** Opening RECORDS SUPPLIED block **
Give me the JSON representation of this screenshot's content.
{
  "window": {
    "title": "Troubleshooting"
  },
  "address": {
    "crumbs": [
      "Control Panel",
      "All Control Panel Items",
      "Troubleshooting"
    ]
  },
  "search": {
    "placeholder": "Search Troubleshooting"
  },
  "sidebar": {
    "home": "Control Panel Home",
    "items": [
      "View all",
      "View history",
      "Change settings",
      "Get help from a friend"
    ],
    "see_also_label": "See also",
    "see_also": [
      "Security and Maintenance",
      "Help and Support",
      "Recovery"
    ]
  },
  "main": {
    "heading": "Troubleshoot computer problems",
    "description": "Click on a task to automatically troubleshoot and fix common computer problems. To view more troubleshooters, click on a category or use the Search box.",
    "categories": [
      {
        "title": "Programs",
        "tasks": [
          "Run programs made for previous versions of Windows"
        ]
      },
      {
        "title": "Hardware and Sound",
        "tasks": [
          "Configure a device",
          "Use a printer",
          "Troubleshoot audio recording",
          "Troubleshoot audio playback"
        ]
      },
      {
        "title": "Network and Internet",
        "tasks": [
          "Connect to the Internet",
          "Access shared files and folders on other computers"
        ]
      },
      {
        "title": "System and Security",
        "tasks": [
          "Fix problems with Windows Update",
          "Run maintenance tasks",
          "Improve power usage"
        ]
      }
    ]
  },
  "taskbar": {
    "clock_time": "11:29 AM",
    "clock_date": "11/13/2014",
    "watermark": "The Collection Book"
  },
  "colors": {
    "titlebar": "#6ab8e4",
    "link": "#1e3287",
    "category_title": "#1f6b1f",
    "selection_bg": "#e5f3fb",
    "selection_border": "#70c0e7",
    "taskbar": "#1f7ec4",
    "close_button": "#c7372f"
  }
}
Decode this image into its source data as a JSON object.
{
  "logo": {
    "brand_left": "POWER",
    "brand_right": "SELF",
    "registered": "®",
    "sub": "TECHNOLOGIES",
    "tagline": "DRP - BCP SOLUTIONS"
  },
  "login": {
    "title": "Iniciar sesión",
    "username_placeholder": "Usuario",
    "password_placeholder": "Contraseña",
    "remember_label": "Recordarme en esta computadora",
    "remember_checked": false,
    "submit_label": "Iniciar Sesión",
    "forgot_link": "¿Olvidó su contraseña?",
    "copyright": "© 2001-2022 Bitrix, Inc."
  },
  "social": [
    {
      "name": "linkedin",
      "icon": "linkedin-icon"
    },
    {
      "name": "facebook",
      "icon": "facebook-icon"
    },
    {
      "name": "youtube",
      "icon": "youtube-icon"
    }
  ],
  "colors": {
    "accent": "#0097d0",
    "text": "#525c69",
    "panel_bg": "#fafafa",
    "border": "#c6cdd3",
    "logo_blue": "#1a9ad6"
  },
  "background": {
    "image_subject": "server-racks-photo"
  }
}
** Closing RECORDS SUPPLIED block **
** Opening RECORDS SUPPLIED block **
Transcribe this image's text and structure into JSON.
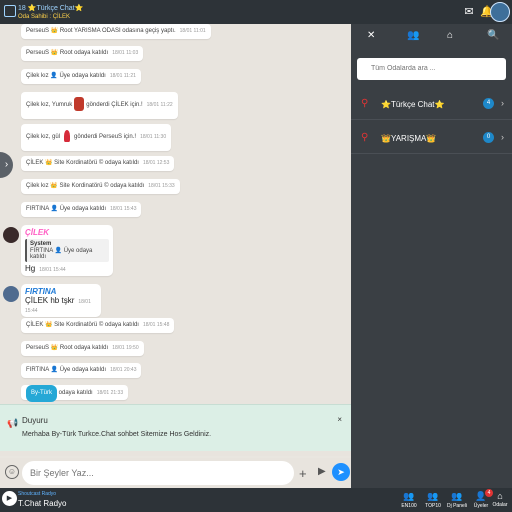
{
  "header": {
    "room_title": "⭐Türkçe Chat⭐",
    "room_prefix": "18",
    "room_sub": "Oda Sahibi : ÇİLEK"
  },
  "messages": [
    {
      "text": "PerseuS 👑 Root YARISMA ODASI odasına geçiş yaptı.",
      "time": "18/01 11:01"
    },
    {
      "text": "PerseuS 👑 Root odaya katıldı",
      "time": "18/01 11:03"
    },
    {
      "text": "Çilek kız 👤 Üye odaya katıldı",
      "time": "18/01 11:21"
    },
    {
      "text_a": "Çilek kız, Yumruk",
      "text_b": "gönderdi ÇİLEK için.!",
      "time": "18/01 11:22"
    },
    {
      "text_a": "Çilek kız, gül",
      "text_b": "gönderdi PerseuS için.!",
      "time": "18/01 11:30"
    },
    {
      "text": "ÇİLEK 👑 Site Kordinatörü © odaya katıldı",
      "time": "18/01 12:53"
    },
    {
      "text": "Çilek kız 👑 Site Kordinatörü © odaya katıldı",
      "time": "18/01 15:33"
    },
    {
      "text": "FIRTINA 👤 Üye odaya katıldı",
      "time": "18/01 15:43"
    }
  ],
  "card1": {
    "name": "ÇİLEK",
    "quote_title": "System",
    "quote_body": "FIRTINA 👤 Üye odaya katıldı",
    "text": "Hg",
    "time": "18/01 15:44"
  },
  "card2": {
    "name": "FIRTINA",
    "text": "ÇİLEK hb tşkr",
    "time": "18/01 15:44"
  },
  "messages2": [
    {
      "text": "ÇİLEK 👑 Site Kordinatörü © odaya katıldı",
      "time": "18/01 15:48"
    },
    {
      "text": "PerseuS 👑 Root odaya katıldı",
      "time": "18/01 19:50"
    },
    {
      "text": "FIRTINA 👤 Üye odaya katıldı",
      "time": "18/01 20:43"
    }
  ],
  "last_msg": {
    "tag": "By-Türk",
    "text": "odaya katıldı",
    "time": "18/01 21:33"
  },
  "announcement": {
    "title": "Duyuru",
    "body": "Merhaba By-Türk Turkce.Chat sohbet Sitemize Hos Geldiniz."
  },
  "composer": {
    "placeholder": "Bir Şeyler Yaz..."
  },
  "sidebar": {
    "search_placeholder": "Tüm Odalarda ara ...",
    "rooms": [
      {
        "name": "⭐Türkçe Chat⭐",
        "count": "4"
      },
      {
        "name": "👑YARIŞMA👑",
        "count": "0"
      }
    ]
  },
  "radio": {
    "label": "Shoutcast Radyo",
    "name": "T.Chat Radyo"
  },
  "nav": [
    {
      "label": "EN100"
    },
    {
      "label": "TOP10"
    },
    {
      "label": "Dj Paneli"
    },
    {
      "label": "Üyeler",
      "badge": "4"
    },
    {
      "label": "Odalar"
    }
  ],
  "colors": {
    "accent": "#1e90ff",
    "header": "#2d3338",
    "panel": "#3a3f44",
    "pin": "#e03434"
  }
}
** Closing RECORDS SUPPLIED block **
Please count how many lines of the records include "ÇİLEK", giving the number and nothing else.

- [ANSWER SECTION]:
6